“Lord, it is good that we are here. If you wish, I will make three tents here, one for you, one for Moses, and one for Elijah.” Matthew 17: 4.
Peter’s interjection into the moment of Jesus’s transfiguration, while likely well-intended, reveals his own self-centeredness and pride. His own presence was meant to be lost in the glorious, radiant presence of a transfigured Jesus; however, the moment was nearly lost on Peter who was already moving forward in his own plans based on his own idea of what was good.
Rather than reveling in the more full knowledge of Jesus, Peter was too quickly revealing his own future ministry plans. In a moment that was meant to draw his human eyes up in wonder at his God, Peter seems to be drawing schematics for tents to memorialize the historic moment. Rather than making a list of the glorious attributes of God, his mind was running ahead to make a mental inventory of the supplies he might need to do this ministry.
If I am honest, I find far too much of Peter in me during this historic moment for the church. In the midst of COVID-19, an unprecedented time in the modern church, when my eyes are meant to be lifted in dependence upon the All-Sufficient One, I keep interjecting my own ideas of what is best, what can be done.
To my own embarrassment, I find that I am nonverbally saying to the Master, “It is good that I am here. Here are two programs we can create and three ideas to help meet the needs of our people.”
In a moment that is meant to show off humanity’s need for God as the nexus of all provision, I have mistaken myself and my ministry role as the nexus of care.

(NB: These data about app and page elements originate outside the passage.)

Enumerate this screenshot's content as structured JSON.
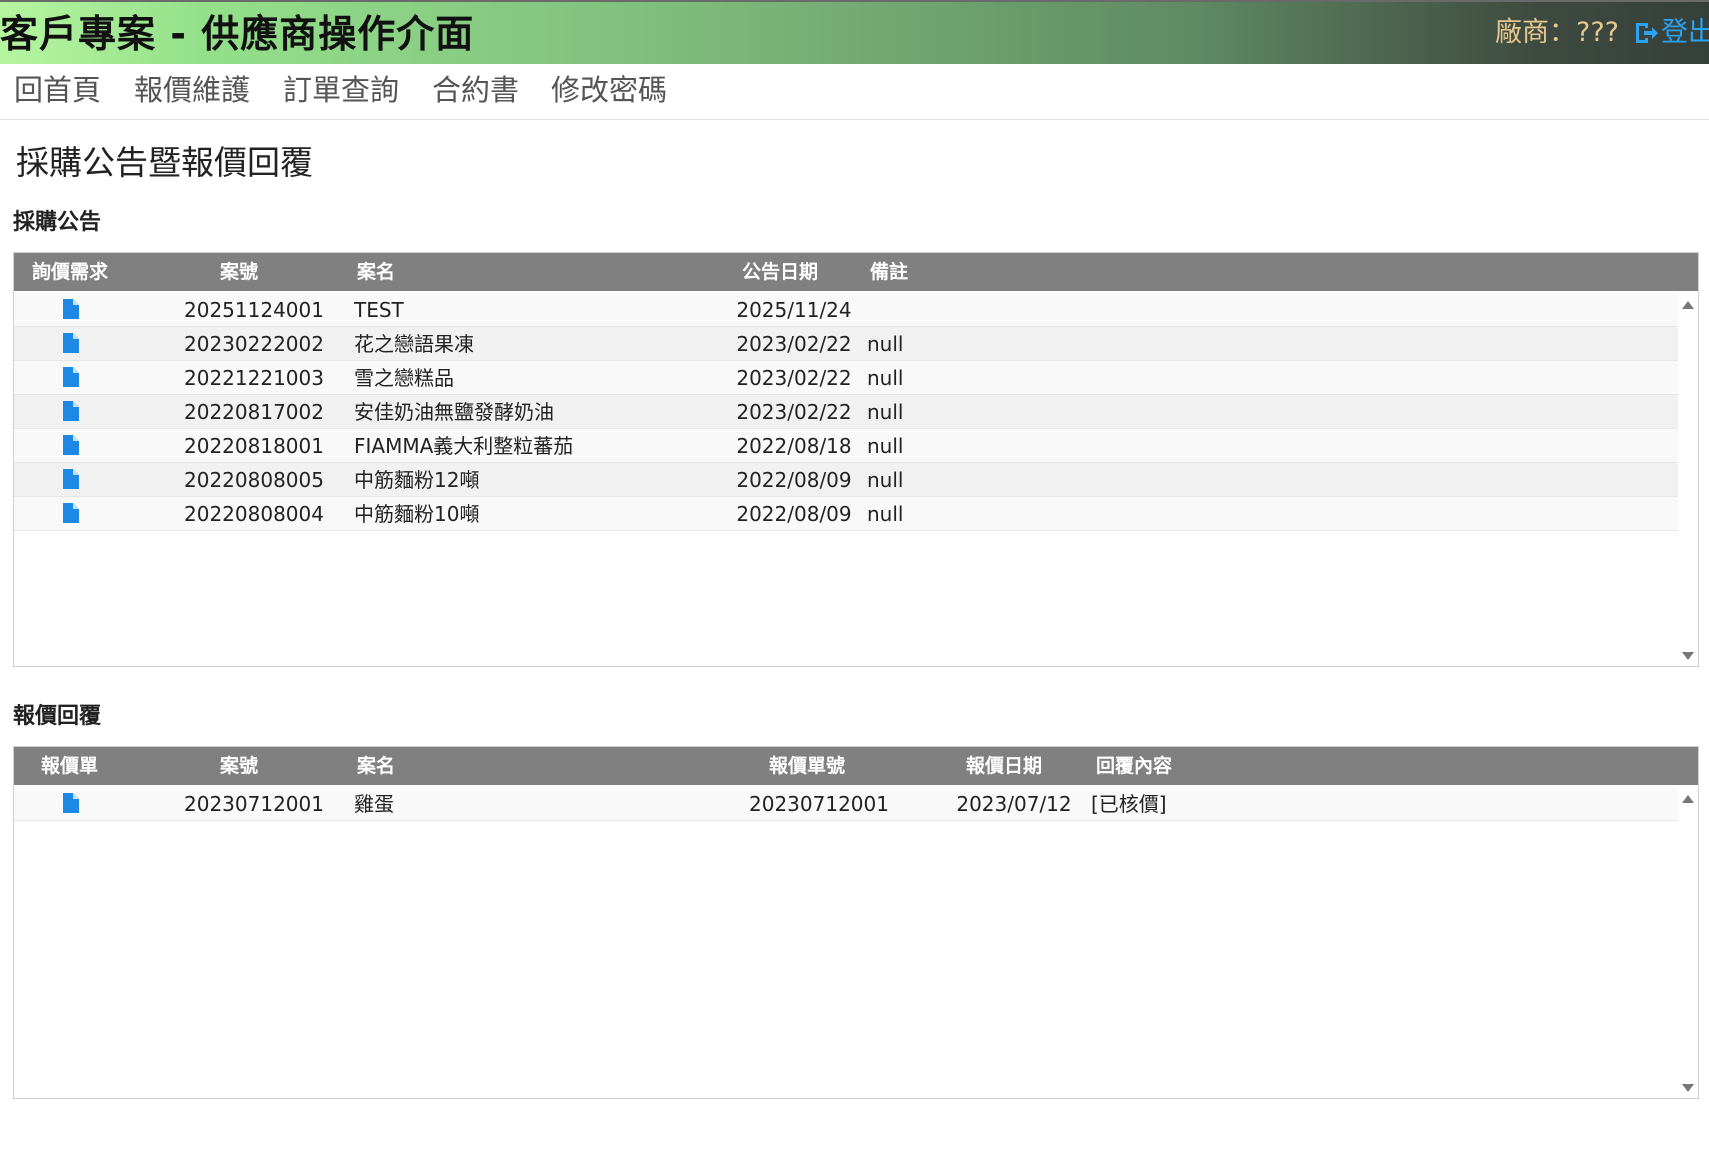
{
  "header": {
    "title": "客戶專案 - 供應商操作介面",
    "vendor_label": "廠商：???",
    "logout_label": "登出"
  },
  "nav": {
    "items": [
      {
        "label": "回首頁"
      },
      {
        "label": "報價維護"
      },
      {
        "label": "訂單查詢"
      },
      {
        "label": "合約書"
      },
      {
        "label": "修改密碼"
      }
    ]
  },
  "page": {
    "title": "採購公告暨報價回覆"
  },
  "announcements": {
    "section_title": "採購公告",
    "columns": [
      "詢價需求",
      "案號",
      "案名",
      "公告日期",
      "備註"
    ],
    "rows": [
      {
        "icon": "document-icon",
        "case_no": "20251124001",
        "case_name": "TEST",
        "date": "2025/11/24",
        "note": ""
      },
      {
        "icon": "document-icon",
        "case_no": "20230222002",
        "case_name": "花之戀語果凍",
        "date": "2023/02/22",
        "note": "null"
      },
      {
        "icon": "document-icon",
        "case_no": "20221221003",
        "case_name": "雪之戀糕品",
        "date": "2023/02/22",
        "note": "null"
      },
      {
        "icon": "document-icon",
        "case_no": "20220817002",
        "case_name": "安佳奶油無鹽發酵奶油",
        "date": "2023/02/22",
        "note": "null"
      },
      {
        "icon": "document-icon",
        "case_no": "20220818001",
        "case_name": "FIAMMA義大利整粒蕃茄",
        "date": "2022/08/18",
        "note": "null"
      },
      {
        "icon": "document-icon",
        "case_no": "20220808005",
        "case_name": "中筋麵粉12噸",
        "date": "2022/08/09",
        "note": "null"
      },
      {
        "icon": "document-icon",
        "case_no": "20220808004",
        "case_name": "中筋麵粉10噸",
        "date": "2022/08/09",
        "note": "null"
      }
    ]
  },
  "replies": {
    "section_title": "報價回覆",
    "columns": [
      "報價單",
      "案號",
      "案名",
      "報價單號",
      "報價日期",
      "回覆內容"
    ],
    "rows": [
      {
        "icon": "document-icon",
        "case_no": "20230712001",
        "case_name": "雞蛋",
        "quote_no": "20230712001",
        "quote_date": "2023/07/12",
        "reply": "[已核價]"
      }
    ]
  },
  "colors": {
    "grid_header": "#808080",
    "vendor_text": "#e7c890",
    "logout_text": "#2aa3f5",
    "doc_icon": "#1e88e5"
  }
}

I have been carrying weights that are meant to be laid at His scarred feet that are now seated at the Right Hand of the throne of God. I have been letting my mind spin with the needs all around me and the potential ideas that might meet them when it is meant to be transfixed on the face of the One who met our deepest need by becoming human, taking on our pain, and silencing the grave.

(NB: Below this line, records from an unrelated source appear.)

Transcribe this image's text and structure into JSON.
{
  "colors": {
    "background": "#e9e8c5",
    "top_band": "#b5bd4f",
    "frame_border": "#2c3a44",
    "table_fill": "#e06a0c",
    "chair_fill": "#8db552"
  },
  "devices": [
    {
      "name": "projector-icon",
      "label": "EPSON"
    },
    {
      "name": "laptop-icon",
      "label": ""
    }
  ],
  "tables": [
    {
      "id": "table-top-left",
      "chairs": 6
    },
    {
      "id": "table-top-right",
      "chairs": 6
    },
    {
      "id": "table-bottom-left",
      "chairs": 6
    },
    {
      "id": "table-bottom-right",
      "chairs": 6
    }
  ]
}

To my and Peter’s self-centered interjections, the Father seems to have a similar response.
He was still speaking when, behold, a bright cloud overshadowed them, and a voice from the cloud said, “This is my beloved Son with whom I am well pleased; listen to him” (Matthew 17:5).
A gentle, yet firm shove back to our proper places. Stop talking. Stop giving ideas that might please God. There is one who fully pleases the Father, and it is the Son. You would do well to listen to Him and fall on your faces before Him.

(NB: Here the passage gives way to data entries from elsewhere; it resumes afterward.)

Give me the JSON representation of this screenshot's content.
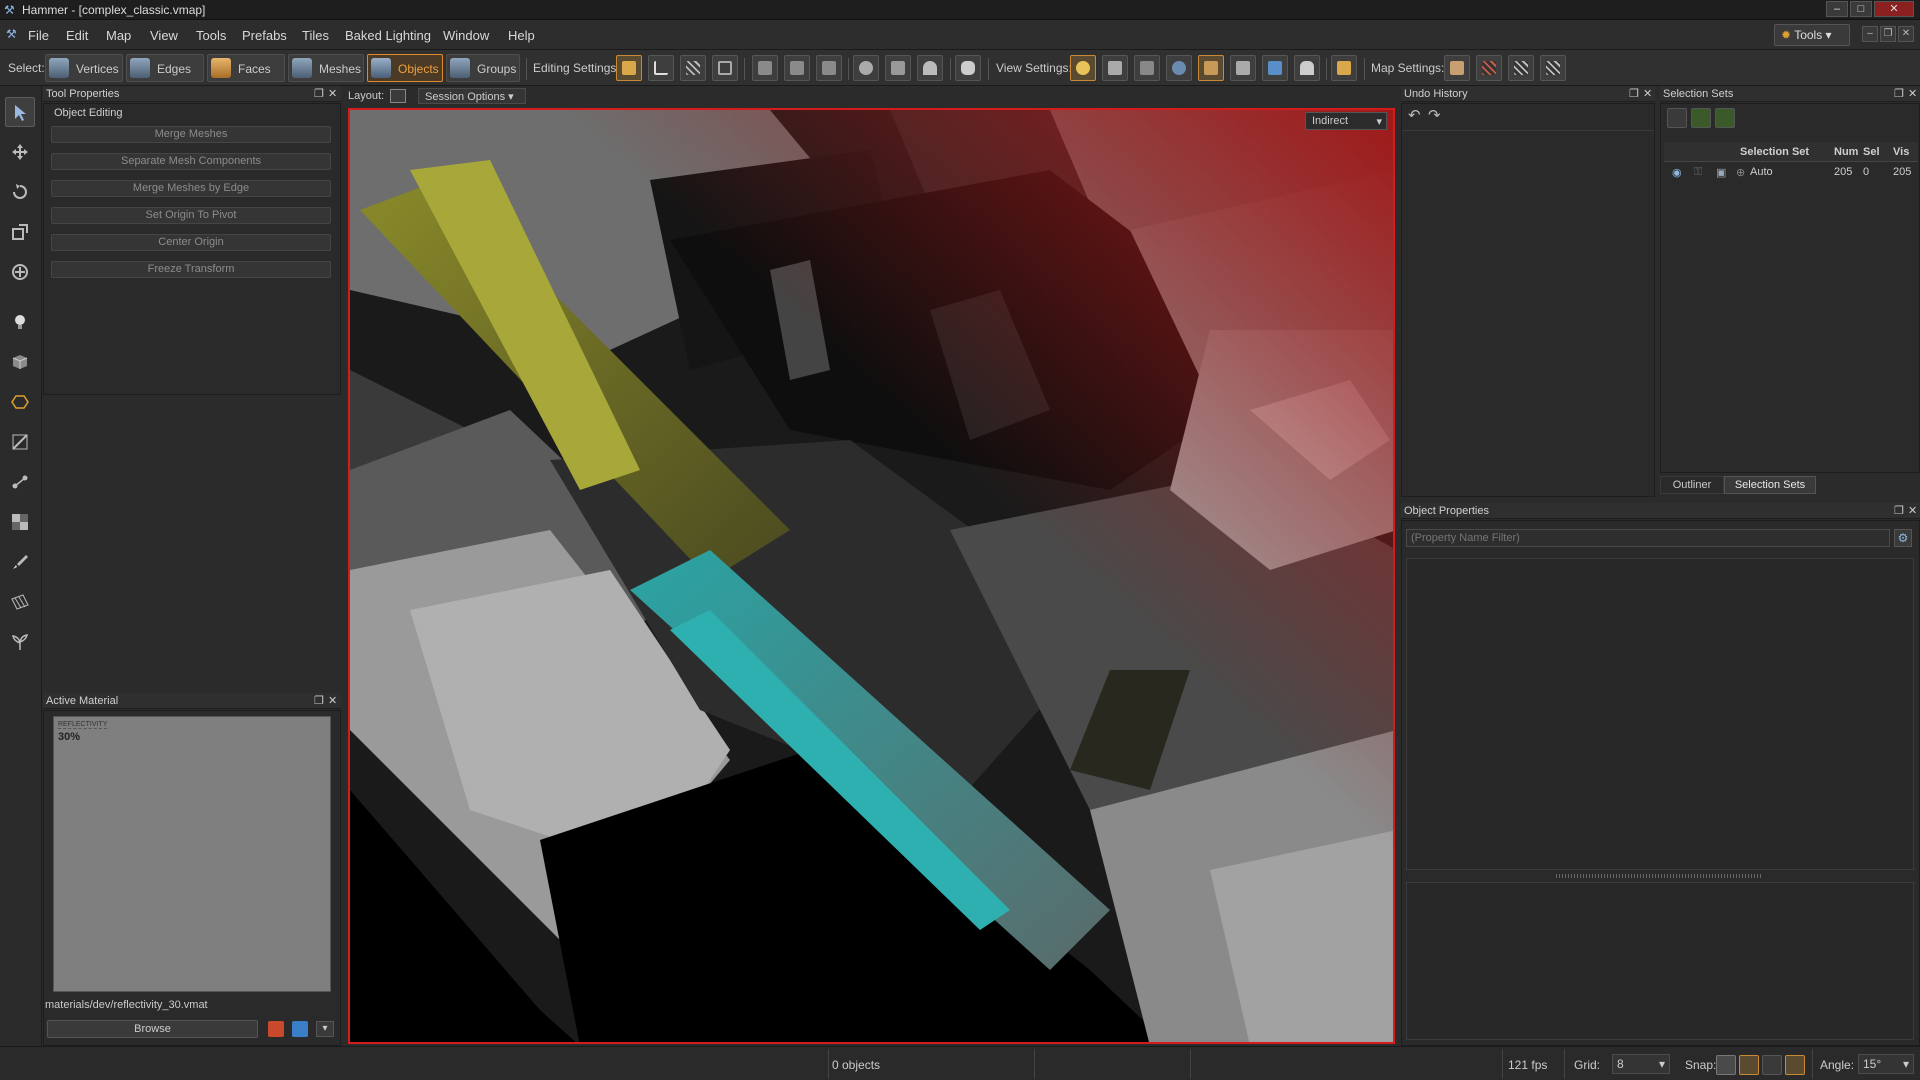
{
  "app": {
    "title": "Hammer - [complex_classic.vmap]"
  },
  "menu": [
    "File",
    "Edit",
    "Map",
    "View",
    "Tools",
    "Prefabs",
    "Tiles",
    "Baked Lighting",
    "Window",
    "Help"
  ],
  "tools_button": "Tools",
  "toolbar": {
    "select_label": "Select:",
    "select_modes": [
      "Vertices",
      "Edges",
      "Faces",
      "Meshes",
      "Objects",
      "Groups"
    ],
    "active_mode": "Objects",
    "editing_settings_label": "Editing Settings:",
    "view_settings_label": "View Settings:",
    "map_settings_label": "Map Settings:"
  },
  "tool_properties": {
    "header": "Tool Properties",
    "section": "Object Editing",
    "buttons": [
      "Merge Meshes",
      "Separate Mesh Components",
      "Merge Meshes by Edge",
      "Set Origin To Pivot",
      "Center Origin",
      "Freeze Transform"
    ]
  },
  "active_material": {
    "header": "Active Material",
    "thumb_title": "REFLECTIVITY",
    "thumb_value": "30%",
    "path": "materials/dev/reflectivity_30.vmat",
    "browse": "Browse"
  },
  "layout_bar": {
    "layout_label": "Layout:",
    "session_options": "Session Options"
  },
  "viewport": {
    "render_mode": "Indirect"
  },
  "undo_history": {
    "header": "Undo History"
  },
  "selection_sets": {
    "header": "Selection Sets",
    "columns": [
      "Selection Set",
      "Num",
      "Sel",
      "Vis"
    ],
    "rows": [
      {
        "name": "Auto",
        "num": "205",
        "sel": "0",
        "vis": "205"
      }
    ],
    "tabs": [
      "Outliner",
      "Selection Sets"
    ],
    "active_tab": "Selection Sets"
  },
  "object_properties": {
    "header": "Object Properties",
    "filter_placeholder": "(Property Name Filter)"
  },
  "status": {
    "objects": "0 objects",
    "fps": "121 fps",
    "grid_label": "Grid:",
    "grid_value": "8",
    "snap_label": "Snap:",
    "angle_label": "Angle:",
    "angle_value": "15°"
  },
  "colors": {
    "accent_orange": "#e08a2a",
    "viewport_border": "#d41c1c",
    "panel_bg": "#2a2a2a"
  }
}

Peter responded the way anyone in their right mind should respond to such a divine correction spoken by God Himself: he fell on his faced terrified.
Jesus’s response to the corrected and prostrate disciples (it seems they were in line with Peter, ever the vocal spokesperson of the crew) is powerful.
But Jesus came and touched them, saying, “Rise, and have no fear.” And when they lifted up their eyes, they saw no one but Jesus only (Matthew 17:7-8).
The transfigured Jesus, dazzling with a face that shone like the sun, at heart, was the same fierce yet gentle Jesus who had walked among them by the fishing boats. He was the invisible God made visible even though His glory was not always fully visible to their veiled human eyes.
I imagine that, on that day, when Jesus was transfigured, Peter’s pride and his place in the grand story were also shown in new and different light. Yes, he had a role to play. No, it was not nearly as important as Peter imagined.
If I needed to be reminding to be still and stand in awe before Christ, the central One, I imagine there are many others in formal or informal ministry roles who need to be reminded the same.
The God who made the world and everything in it, being Lord of Heaven and earth, does not live in temples made by man, nor is he served by human hands, as though he needed anything, since he himself gives to all mankind life and breath and everything (Acts 17:24-25).